Your goal
Search the data for "value" and copy every matching line.

───── Source records

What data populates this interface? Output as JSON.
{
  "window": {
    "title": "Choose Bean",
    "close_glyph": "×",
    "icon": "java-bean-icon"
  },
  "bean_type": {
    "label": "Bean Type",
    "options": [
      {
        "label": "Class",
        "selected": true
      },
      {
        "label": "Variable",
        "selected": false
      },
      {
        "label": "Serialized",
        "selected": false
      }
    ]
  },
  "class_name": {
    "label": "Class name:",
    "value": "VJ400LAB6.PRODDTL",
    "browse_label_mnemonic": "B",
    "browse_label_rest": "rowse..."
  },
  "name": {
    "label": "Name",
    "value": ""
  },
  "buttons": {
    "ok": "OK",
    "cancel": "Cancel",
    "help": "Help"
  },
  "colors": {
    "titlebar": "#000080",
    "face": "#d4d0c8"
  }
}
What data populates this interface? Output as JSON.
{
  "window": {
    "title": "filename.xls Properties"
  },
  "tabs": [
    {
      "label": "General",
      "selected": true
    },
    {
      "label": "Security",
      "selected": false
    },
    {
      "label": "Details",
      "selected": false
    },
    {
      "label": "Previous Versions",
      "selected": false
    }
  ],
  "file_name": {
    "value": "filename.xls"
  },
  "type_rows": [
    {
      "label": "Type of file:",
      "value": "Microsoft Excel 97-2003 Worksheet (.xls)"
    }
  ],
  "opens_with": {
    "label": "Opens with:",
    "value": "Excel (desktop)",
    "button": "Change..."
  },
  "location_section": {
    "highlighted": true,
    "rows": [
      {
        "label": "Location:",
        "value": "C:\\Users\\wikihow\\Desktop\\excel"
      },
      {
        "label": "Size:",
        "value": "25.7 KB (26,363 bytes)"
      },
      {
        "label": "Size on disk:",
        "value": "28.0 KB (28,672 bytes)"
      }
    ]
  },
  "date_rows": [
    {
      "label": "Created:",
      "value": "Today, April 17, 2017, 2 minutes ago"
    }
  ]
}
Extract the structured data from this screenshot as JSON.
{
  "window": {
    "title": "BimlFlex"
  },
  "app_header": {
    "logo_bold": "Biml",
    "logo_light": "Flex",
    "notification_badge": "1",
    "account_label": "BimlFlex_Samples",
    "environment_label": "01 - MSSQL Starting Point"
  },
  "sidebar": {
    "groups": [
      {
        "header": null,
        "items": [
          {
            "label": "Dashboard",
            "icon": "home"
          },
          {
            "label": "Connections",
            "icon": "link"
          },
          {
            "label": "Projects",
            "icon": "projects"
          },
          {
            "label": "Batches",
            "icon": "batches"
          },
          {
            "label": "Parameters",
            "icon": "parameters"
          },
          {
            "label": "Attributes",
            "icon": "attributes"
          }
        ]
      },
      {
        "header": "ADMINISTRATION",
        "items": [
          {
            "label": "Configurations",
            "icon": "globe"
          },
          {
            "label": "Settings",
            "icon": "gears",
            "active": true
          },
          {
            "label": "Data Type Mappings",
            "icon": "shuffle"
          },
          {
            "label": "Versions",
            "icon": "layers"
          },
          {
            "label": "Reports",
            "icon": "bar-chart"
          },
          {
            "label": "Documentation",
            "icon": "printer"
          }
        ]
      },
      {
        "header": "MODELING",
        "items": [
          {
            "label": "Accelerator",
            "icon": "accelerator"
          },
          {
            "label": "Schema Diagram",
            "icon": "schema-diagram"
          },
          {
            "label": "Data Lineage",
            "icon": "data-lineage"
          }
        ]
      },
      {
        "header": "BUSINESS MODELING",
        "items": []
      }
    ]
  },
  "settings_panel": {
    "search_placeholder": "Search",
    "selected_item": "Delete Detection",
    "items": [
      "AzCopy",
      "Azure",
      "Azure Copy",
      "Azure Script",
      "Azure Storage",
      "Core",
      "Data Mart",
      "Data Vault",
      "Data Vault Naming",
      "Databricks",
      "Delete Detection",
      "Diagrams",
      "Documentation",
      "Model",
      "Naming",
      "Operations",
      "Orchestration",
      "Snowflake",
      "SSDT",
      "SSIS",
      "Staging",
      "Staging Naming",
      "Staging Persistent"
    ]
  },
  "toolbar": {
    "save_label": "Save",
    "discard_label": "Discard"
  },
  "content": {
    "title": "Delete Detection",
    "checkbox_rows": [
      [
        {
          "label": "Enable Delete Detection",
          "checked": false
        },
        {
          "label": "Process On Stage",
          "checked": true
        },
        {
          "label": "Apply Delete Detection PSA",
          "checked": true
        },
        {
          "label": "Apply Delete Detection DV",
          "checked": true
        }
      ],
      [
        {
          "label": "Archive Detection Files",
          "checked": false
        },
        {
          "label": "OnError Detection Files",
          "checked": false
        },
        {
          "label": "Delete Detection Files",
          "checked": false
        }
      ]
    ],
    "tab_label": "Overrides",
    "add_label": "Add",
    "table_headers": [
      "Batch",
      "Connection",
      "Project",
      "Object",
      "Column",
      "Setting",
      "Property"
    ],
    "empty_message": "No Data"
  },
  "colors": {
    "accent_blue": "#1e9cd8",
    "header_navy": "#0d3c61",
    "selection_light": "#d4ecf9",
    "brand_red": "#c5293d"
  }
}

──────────

Task result
    "value": "VJ400LAB6.PRODDTL",
    "value": ""
    "value": "filename.xls"
      "value": "Microsoft Excel 97-2003 Worksheet (.xls)"
    "value": "Excel (desktop)",
        "value": "C:\\Users\\wikihow\\Desktop\\excel"
        "value": "25.7 KB (26,363 bytes)"
        "value": "28.0 KB (28,672 bytes)"
      "value": "Today, April 17, 2017, 2 minutes ago"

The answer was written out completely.